They may have hung up their boots long ago, but the spirit of several bona-fide Bundesliga legends lives on in EA Sports' FIFA 19 video game, with Jens Lehmann, Miroslav Klose and Michael Ballack joining Lothar Matthäus among the icons in the game.
bundesliga.com outlines why they would make a worthy edition to your virtual team...
Watch: Some current Bundesliga stars aren't too happy with their ratings!
Clubs played for: Schalke, AC Milan, Borussia Dortmund, Arsenal, VfB Stuttgart
Selected major honours: UEFA Cup winner (Schalke, 1997), Bundesliga champion (Dortmund, 2002), UEFA Goalkeeper of the Year (1997, 2006)
Born in Essen in Germany's industrial heartland, Lehmann started out at Schalke, where he played for a decade after breaking into the side in 1988. Famed for his unbending will to win and often confrontational style, the goalkeeper earned his place in Royal Blue folklore by scoring a last-minute header to snatch a 2-2 draw away to arch-rivals Dortmund.
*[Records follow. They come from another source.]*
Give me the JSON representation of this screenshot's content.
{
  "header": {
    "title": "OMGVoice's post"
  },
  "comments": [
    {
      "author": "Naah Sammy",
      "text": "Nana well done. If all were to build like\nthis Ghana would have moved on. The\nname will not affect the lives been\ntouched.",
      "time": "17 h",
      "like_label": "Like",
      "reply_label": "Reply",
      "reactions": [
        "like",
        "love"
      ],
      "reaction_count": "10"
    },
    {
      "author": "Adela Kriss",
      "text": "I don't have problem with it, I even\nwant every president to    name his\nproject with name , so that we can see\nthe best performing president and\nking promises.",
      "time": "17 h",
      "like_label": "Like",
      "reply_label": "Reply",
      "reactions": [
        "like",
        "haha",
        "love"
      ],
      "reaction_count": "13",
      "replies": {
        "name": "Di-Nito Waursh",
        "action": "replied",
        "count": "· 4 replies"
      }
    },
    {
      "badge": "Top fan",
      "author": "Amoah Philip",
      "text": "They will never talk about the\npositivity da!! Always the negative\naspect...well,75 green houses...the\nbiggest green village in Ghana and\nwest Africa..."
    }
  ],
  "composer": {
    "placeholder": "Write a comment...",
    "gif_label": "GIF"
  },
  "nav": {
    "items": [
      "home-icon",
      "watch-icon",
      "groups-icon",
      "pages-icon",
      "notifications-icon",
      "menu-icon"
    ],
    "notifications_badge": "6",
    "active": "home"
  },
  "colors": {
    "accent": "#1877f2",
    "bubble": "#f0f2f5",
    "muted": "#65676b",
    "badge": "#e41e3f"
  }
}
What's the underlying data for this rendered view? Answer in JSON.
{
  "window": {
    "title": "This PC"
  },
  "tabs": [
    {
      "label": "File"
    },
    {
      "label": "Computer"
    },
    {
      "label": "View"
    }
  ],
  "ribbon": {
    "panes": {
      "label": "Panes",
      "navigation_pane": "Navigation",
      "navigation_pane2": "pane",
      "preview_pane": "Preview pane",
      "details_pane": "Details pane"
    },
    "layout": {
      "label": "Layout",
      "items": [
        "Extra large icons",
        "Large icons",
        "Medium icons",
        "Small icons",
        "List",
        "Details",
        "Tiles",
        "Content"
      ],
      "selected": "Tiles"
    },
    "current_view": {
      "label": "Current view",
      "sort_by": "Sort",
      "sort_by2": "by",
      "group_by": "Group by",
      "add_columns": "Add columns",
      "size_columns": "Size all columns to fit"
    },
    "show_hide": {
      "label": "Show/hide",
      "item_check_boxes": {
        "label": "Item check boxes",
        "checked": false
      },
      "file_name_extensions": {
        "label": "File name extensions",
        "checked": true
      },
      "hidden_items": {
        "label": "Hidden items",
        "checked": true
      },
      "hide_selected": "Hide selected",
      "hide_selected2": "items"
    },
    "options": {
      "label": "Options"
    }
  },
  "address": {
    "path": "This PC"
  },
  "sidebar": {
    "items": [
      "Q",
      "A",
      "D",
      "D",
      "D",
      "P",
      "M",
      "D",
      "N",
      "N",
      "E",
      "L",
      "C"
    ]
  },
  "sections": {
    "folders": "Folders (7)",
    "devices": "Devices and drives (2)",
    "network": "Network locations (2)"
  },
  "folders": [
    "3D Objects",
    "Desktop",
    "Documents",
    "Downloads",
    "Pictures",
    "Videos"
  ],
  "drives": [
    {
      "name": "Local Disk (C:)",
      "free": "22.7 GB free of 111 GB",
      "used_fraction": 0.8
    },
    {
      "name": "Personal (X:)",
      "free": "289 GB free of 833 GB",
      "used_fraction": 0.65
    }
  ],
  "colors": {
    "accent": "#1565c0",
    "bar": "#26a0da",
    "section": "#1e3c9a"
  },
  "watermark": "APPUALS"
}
Watch: Lehmann, a goal-scoring and -stopping goalkeeper!
The custodian even joined BVB a couple of years later following a brief spell at AC Milan, and helped Die Schwarzgelben win their third Bundesliga crown in 2002, as well as reach that year's UEFA Cup final. Authoritative and dominant in his penalty area, Lehmann earned 61 caps for Germany – a hugely respectable tally given that he vied with the legendary Oliver Kahn for game time.
Regarded as one of the finest central midfielders of his generation, Ballack rose to fame as part of the Kaiserslautern side that become the first and only promoted team to win the Bundesliga title in 1998. He soon earned a move to Leverkusen, where he won runners-up medals in the Bundesliga, DFB Cup and UEFA Champions League. He would eventually go on to win the former two titles several times following his move to Bayern in 2002.
Watch: Michael Ballack, the midfield maestro
Tall, powerful, with a fearsome shot and a knack of arriving in the box at the right time, Ballack was respected the world over. It was no surprise that he soon became the undisputed leader of the German national team, although he fell just short of winning international honours with Die Mannschaft, earning runners-up medals at the 2002 World Cup and the 2008 European Championship.
Clubs played for: Kaiserslautern, Werder Bremen, Bayern, Lazio
Selected major honours: 2x Bundesliga winner, 2x DFB Cup winner, FIFA World Cup winner (2014)
By today's standards, Klose was a relative late arrival to the professional game when he made his Bundesliga debut for Kaiserslautern at the age of 21 in April 2000. He soon made up for lost time, however, smashing in 44 goals over the next four seasons to earn a move to Bremen. He averaged 1.7 goals a game for the Green-Whites – finishing as Bundesliga top scorer with 25 in 2005/06 - showing a clinical edge that Bayern decided they simply could not do without.
Watch: Goals were the game, Miroslav Klose the name!
The Poland-born forward won multiple titles in Munich, by which time he was already the spearhead of the Germany national team. The crowning glory of his career arrived in 2014 when he helped Joachim Löw's side win the FIFA World Cup in Brazil, scoring his 16th tournament goal to become the competition's all-time top scorer.
Position: Central midfielder
Clubs played for: Borussia Mönchengladbach, Bayern, Inter Milan, New York/New Jersey MetroStars
Selected major honours: 7x Bundesliga champion, 3x DFB Cup winner, UEFA Cup winner (1997), FIFA World Cup winner (1990), UEFA EURO 1980 winner
Matthäus began his Bundesliga career at Gladbach and spent five years at the Foals before pledging his allegiance to the Bundesliga's record champions, Bayern, in 1984.
His stock as the archetypal all-singing, all-dancing midfield general soared as Bayern scooped three successive Bundesliga titles and the 1985/86 DFB Cup during his first stint at the club. He moved to Italy in 1988, winning the Serie A title and the Italian Supercup in his debut season at Inter, followed by the 1990/91 UEFA Cup.
Matthäus - the 1990 UEFA Best Player in Europe - was an easy pick for the inaugural FIFA World Player of the Year award in 1991, not least after captaining Germany to their third World Cup triumph at Italia '90. "He's the best rival I ever had," Argentina's Diego Maradona famously said, having been marked out of the game by Matthäus at Rome's Stadio Olimpico in the final. "I guess that’s enough to define him."
So much more than just a Maradona contemporary, Matthäus would ultimately represent Germany in a record five World Cups, and remains his country’s most capped player - with 150 appearances - made between 1980 and 2000.